## WHAT IS NEEDED
Pull every line containing "Black" from the listing below.

## SOURCE RECORDS
──────

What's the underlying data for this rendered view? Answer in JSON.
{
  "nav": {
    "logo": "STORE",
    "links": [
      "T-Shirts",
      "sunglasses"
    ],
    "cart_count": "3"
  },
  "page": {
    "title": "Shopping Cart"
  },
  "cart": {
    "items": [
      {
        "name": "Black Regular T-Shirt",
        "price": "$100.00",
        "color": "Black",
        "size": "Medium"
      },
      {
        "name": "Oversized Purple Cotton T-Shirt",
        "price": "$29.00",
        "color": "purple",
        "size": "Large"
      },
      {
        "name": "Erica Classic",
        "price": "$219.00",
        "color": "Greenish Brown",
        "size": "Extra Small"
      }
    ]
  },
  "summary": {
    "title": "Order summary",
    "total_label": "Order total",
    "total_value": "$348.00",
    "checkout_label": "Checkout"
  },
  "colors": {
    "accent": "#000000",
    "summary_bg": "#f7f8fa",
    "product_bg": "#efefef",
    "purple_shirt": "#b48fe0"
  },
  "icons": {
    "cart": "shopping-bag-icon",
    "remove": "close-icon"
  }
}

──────

## TASK OUTPUT
        "name": "Black Regular T-Shirt",
        "color": "Black",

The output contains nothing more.